Thanks for the thoughtful comments Ed, and your last line hits home, "Science is wonderful. But why and how to use it is the challenge." I think we need to remember there is a time NOT to apply the latest science, simply for its own sake. One reason I see that we DO need more scientific alternatives in the way farmers and others respond to crisis in coffee (low crop, broca, fungus, climate change) is that the current scientific responses are not good. To replace all the pure arabicas with crosses of robusta and arabica is not good, but that is what is happening and will happen with the current approaches, which are decided completely by agronomists and labs in producing countries. Without input from those who buy coffee for its taste qualities, we might just loose many of those desirable attributes, the ones that come from older types of Bourbon and Typica trees. Exactly why people care at all about "Specialty Coffee" (a term I dislike quite a bit as of late), I can't say. Cynically, it's about brands and commodity fetishism.. Substantially, it is about quality of the green coffee, fresh quality roasting techniques and great preparation. -Tom

Some thoughts: Having been

Some thoughts:
Having been involved with the local foods movement it is important to understand consumers. Why does a consumer buy specialty coffee? Is it really about taste? and to what degree. Is it about status, helping small co. vs transnationals, liking the scene better at Intelli vs McDs, what do they buy/drink out of the house vs at home. does merely packaging appearance make the difference, are they making coffee at home, what can different consumers detect in a blind cupping, do reasons vary in different parts of the country or world, did the economic up turn spur specialty coffee and will that change in lower or more normal times, etc.?
We clearly need to understand coffee better as Tom and others point out. We also need to better understand farmers as has shown with the recent price hikes. One thing I do know having been a farmer over a long period of time is sorting out short and longer term trends. I started raising sheep for meat and wool in the mid 1960s. The meat/lamb trends had several factors. The biggest at that time being the fathers who were in WW2 and had to eat crappy mutton in Europe. Even the smell of lamb at home brought back bad memories. But was clear this would be short term. The polyester leisure suits and the claims that wool would have no future purpose were also short term. I also could have switched to pot belly pigs during that craze that was clearly going to be short term. From the start I was told that a feed lot was the way of the future along with drugging my feeds and using certain breeds that did better in confinement. It was also about drugging my soils which really seemed questionable Much of which made little sense to me. Thus I worked to develop what is generally now known as natural grass fed and selected breeds and characteristics suitable to that approach.
Science is wonderful. But why and how to use it is the challenge.
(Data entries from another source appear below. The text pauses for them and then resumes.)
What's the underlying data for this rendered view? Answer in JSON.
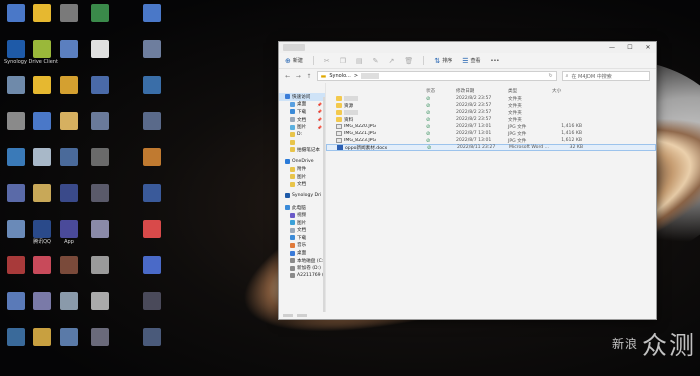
{
  "desktop": {
    "icons": [
      {
        "label": "",
        "color": "#4a78c8"
      },
      {
        "label": "",
        "color": "#e6b830"
      },
      {
        "label": "",
        "color": "#7a7a7a"
      },
      {
        "label": "",
        "color": "#3a8a4a"
      },
      {
        "label": "",
        "color": "#4a78c8"
      },
      {
        "label": "Synology Drive Client",
        "color": "#1e5aa8"
      },
      {
        "label": "",
        "color": "#9ab83a"
      },
      {
        "label": "",
        "color": "#5b7fbf"
      },
      {
        "label": "",
        "color": "#e0e0e0"
      },
      {
        "label": "",
        "color": "#6e7e9e"
      },
      {
        "label": "",
        "color": "#6f8aaa"
      },
      {
        "label": "",
        "color": "#e6b830"
      },
      {
        "label": "",
        "color": "#d4a030"
      },
      {
        "label": "",
        "color": "#4a6aa8"
      },
      {
        "label": "",
        "color": "#3a6ea8"
      },
      {
        "label": "",
        "color": "#8a8a8a"
      },
      {
        "label": "",
        "color": "#4a78c8"
      },
      {
        "label": "",
        "color": "#d6b060"
      },
      {
        "label": "",
        "color": "#6a7a9a"
      },
      {
        "label": "",
        "color": "#5a6a8a"
      },
      {
        "label": "",
        "color": "#3a7ab8"
      },
      {
        "label": "",
        "color": "#a8b8c8"
      },
      {
        "label": "",
        "color": "#4a6a9a"
      },
      {
        "label": "",
        "color": "#6a6a6a"
      },
      {
        "label": "",
        "color": "#c07a30"
      },
      {
        "label": "",
        "color": "#5a6aa8"
      },
      {
        "label": "",
        "color": "#c8a858"
      },
      {
        "label": "",
        "color": "#3a4a8a"
      },
      {
        "label": "",
        "color": "#5a5a6a"
      },
      {
        "label": "",
        "color": "#3a5a9a"
      },
      {
        "label": "",
        "color": "#6a8ab8"
      },
      {
        "label": "腾讯QQ",
        "color": "#2a4a8a"
      },
      {
        "label": "App",
        "color": "#4a4a9a"
      },
      {
        "label": "",
        "color": "#8a8aa8"
      },
      {
        "label": "",
        "color": "#d84a4a"
      },
      {
        "label": "",
        "color": "#a83a3a"
      },
      {
        "label": "",
        "color": "#c84a5a"
      },
      {
        "label": "",
        "color": "#7a4a3a"
      },
      {
        "label": "",
        "color": "#9a9a9a"
      },
      {
        "label": "",
        "color": "#4a6ac8"
      },
      {
        "label": "",
        "color": "#5a7ab8"
      },
      {
        "label": "",
        "color": "#7a7aa8"
      },
      {
        "label": "",
        "color": "#8a9aaa"
      },
      {
        "label": "",
        "color": "#aaaaaa"
      },
      {
        "label": "",
        "color": "#4a4a5a"
      },
      {
        "label": "",
        "color": "#3a6a9a"
      },
      {
        "label": "",
        "color": "#c8a040"
      },
      {
        "label": "",
        "color": "#5a7aa8"
      },
      {
        "label": "",
        "color": "#6a6a7a"
      },
      {
        "label": "",
        "color": "#4a5a7a"
      }
    ]
  },
  "window": {
    "toolbar": {
      "new_label": "新建",
      "sort_label": "排序",
      "view_label": "查看",
      "more_label": "•••"
    },
    "address": {
      "path_root": "Synolo...",
      "path_sep": ">",
      "search_placeholder": "在 M4JDM 中搜索"
    },
    "sidebar": {
      "quick_access": "快速访问",
      "items_pinned": [
        "桌面",
        "下载",
        "文档",
        "图片"
      ],
      "items_unpinned": [
        "D:",
        "",
        "拍摄笔记本"
      ],
      "onedrive": "OneDrive",
      "onedrive_items": [
        "附件",
        "图片",
        "文档"
      ],
      "synology": "Synology Dri",
      "this_pc": "此电脑",
      "pc_items": [
        "视频",
        "图片",
        "文档",
        "下载",
        "音乐",
        "桌面",
        "本地磁盘 (C:",
        "新加卷 (D:)",
        "A2211769 ("
      ]
    },
    "columns": {
      "status": "状态",
      "date": "修改日期",
      "type": "类型",
      "size": "大小"
    },
    "files": [
      {
        "name": "",
        "kind": "folder",
        "date": "2022/8/2 23:57",
        "type": "文件夹",
        "size": ""
      },
      {
        "name": "资源",
        "kind": "folder",
        "date": "2022/8/2 23:57",
        "type": "文件夹",
        "size": ""
      },
      {
        "name": "",
        "kind": "folder",
        "date": "2022/8/2 23:57",
        "type": "文件夹",
        "size": ""
      },
      {
        "name": "资料",
        "kind": "folder",
        "date": "2022/8/2 23:57",
        "type": "文件夹",
        "size": ""
      },
      {
        "name": "IMG_8220.JPG",
        "kind": "jpg",
        "date": "2022/8/7 13:01",
        "type": "JPG 文件",
        "size": "1,416 KB"
      },
      {
        "name": "IMG_8221.JPG",
        "kind": "jpg",
        "date": "2022/8/7 13:01",
        "type": "JPG 文件",
        "size": "1,416 KB"
      },
      {
        "name": "IMG_8223.JPG",
        "kind": "jpg",
        "date": "2022/8/7 13:01",
        "type": "JPG 文件",
        "size": "1,612 KB"
      },
      {
        "name": "oppo新闻素材.docx",
        "kind": "docx",
        "date": "2022/8/11 23:27",
        "type": "Microsoft Word ...",
        "size": "32 KB"
      }
    ]
  },
  "watermark": {
    "small": "新浪",
    "big": "众测"
  }
}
This is something im very

This is something im very interested in. pyrolysis that converts the beans makeup into a varying array of scents and flavors. Is it the soil or terrior of the coffee? or is it the strain of coffee. or could it be attributed to the processing and storage of the beans. the scientific aspect of roasting is one that definitely catches my attention. perhaps someday the screening of coffee will be a much more automated process, hopefully not so far that we dont get to taste it.
-t
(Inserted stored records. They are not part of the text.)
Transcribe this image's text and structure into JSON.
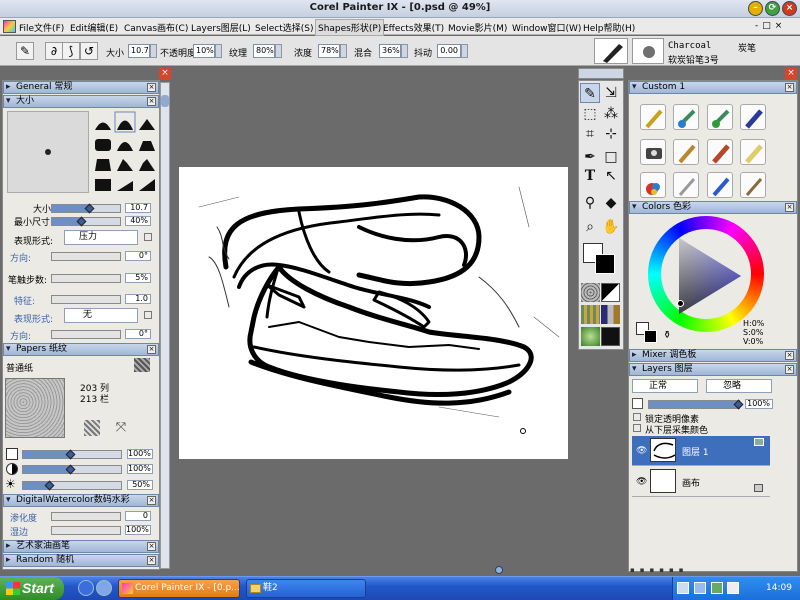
{
  "window": {
    "title": "Corel Painter IX - [0.psd @ 49%]"
  },
  "menu": [
    "File文件(F)",
    "Edit编辑(E)",
    "Canvas画布(C)",
    "Layers图层(L)",
    "Select选择(S)",
    "Shapes形状(P)",
    "Effects效果(T)",
    "Movie影片(M)",
    "Window窗口(W)",
    "Help帮助(H)"
  ],
  "propbar": {
    "size_label": "大小",
    "size": "10.7",
    "opacity_label": "不透明度",
    "opacity": "10%",
    "grain_label": "纹理",
    "grain": "80%",
    "resat_label": "浓度",
    "resat": "78%",
    "bleed_label": "混合",
    "bleed": "36%",
    "jitter_label": "抖动",
    "jitter": "0.00",
    "brush_category": "Charcoal",
    "brush_category_cn": "炭笔",
    "brush_variant": "软炭铅笔3号"
  },
  "left_panel": {
    "general_header": "General 常规",
    "size_header": "大小",
    "size_label": "大小:",
    "size_val": "10.7",
    "minsize_label": "最小尺寸:",
    "minsize_val": "40%",
    "expr_label": "表现形式:",
    "expr_val": "压力",
    "dir_label": "方向:",
    "dir_val": "0°",
    "step_label": "笔触步数:",
    "step_val": "5%",
    "feature_label": "特征:",
    "feature_val": "1.0",
    "expr2_label": "表现形式:",
    "expr2_val": "无",
    "dir2_label": "方向:",
    "dir2_val": "0°",
    "papers_header": "Papers 纸纹",
    "paper_name": "普通纸",
    "paper_cols": "203 列",
    "paper_rows": "213 栏",
    "paper_s1": "100%",
    "paper_s2": "100%",
    "paper_s3": "50%",
    "dw_header": "DigitalWatercolor数码水彩",
    "diffusion_label": "渗化度",
    "diffusion_val": "0",
    "wet_label": "湿边",
    "wet_val": "100%",
    "artist_header": "艺术家油画笔",
    "random_header": "Random 随机"
  },
  "right_panel": {
    "custom_header": "Custom 1",
    "colors_header": "Colors 色彩",
    "h": "H:0%",
    "s": "S:0%",
    "v": "V:0%",
    "mixer_header": "Mixer 调色板",
    "layers_header": "Layers 图层",
    "composite_method": "正常",
    "composite_depth": "忽略",
    "layer_opacity": "100%",
    "preserve": "锁定透明像素",
    "pick_under": "从下层采集颜色",
    "layers": [
      {
        "name": "图层 1",
        "selected": true
      },
      {
        "name": "画布",
        "selected": false
      }
    ]
  },
  "taskbar": {
    "start": "Start",
    "tasks": [
      "Corel Painter IX - [0.p...",
      "鞋2"
    ],
    "clock": "14:09"
  },
  "colors": {
    "accent": "#3d6fbd",
    "primary": "#ffffff",
    "secondary": "#000000"
  }
}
[...] This post was mentioned

[...] This post was mentioned on Twitter by sweet maria's coffee, Christopher Scheirer. Christopher Scheirer said: What's next for ensuring quality coffee? Tom at Sweet Maria's tries to offer some answers in a solid blog post: http://bit.ly/fc3XBT [...]
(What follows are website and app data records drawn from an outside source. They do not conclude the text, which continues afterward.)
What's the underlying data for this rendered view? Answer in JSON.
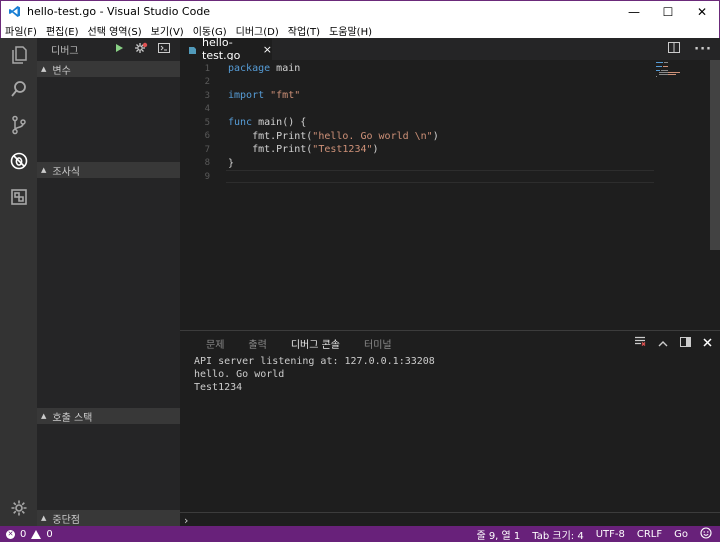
{
  "window": {
    "title": "hello-test.go - Visual Studio Code",
    "minimize": "—",
    "maximize": "☐",
    "close": "✕"
  },
  "menu": [
    "파일(F)",
    "편집(E)",
    "선택 영역(S)",
    "보기(V)",
    "이동(G)",
    "디버그(D)",
    "작업(T)",
    "도움말(H)"
  ],
  "sidebar": {
    "title": "디버그",
    "sections": {
      "variables": "변수",
      "watch": "조사식",
      "call_stack": "호출 스택",
      "breakpoints": "중단점"
    }
  },
  "editor": {
    "tab_label": "hello-test.go",
    "tab_close": "×",
    "line_numbers": [
      "1",
      "2",
      "3",
      "4",
      "5",
      "6",
      "7",
      "8",
      "9"
    ],
    "code": {
      "l1_kw": "package",
      "l1_rest": " main",
      "l3_kw": "import",
      "l3_str": " \"fmt\"",
      "l5_kw": "func",
      "l5_rest": " main() {",
      "l6_pre": "    fmt.Print(",
      "l6_str": "\"hello. Go world \\n\"",
      "l6_post": ")",
      "l7_pre": "    fmt.Print(",
      "l7_str": "\"Test1234\"",
      "l7_post": ")",
      "l8": "}"
    }
  },
  "panel": {
    "tabs": [
      "문제",
      "출력",
      "디버그 콘솔",
      "터미널"
    ],
    "active_tab": "디버그 콘솔",
    "output": [
      "API server listening at: 127.0.0.1:33208",
      "hello. Go world",
      "Test1234"
    ],
    "prompt": "›"
  },
  "statusbar": {
    "errors": "0",
    "warnings": "0",
    "position": "줄 9, 열 1",
    "tab_size": "Tab 크기: 4",
    "encoding": "UTF-8",
    "eol": "CRLF",
    "language": "Go"
  },
  "colors": {
    "status_bar": "#68217a",
    "keyword": "#569cd6",
    "string": "#ce9178",
    "debug_run": "#89d185"
  }
}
[...] This post was mentioned

[...] This post was mentioned on Twitter by sweet maria's coffee and Mecca, Murray Ross. Murray Ross said: Awesome piece Tom! RT @sweetmarias: Coffee Research – What is next? http://t.co/V3vr6dJ #GCQRI [...]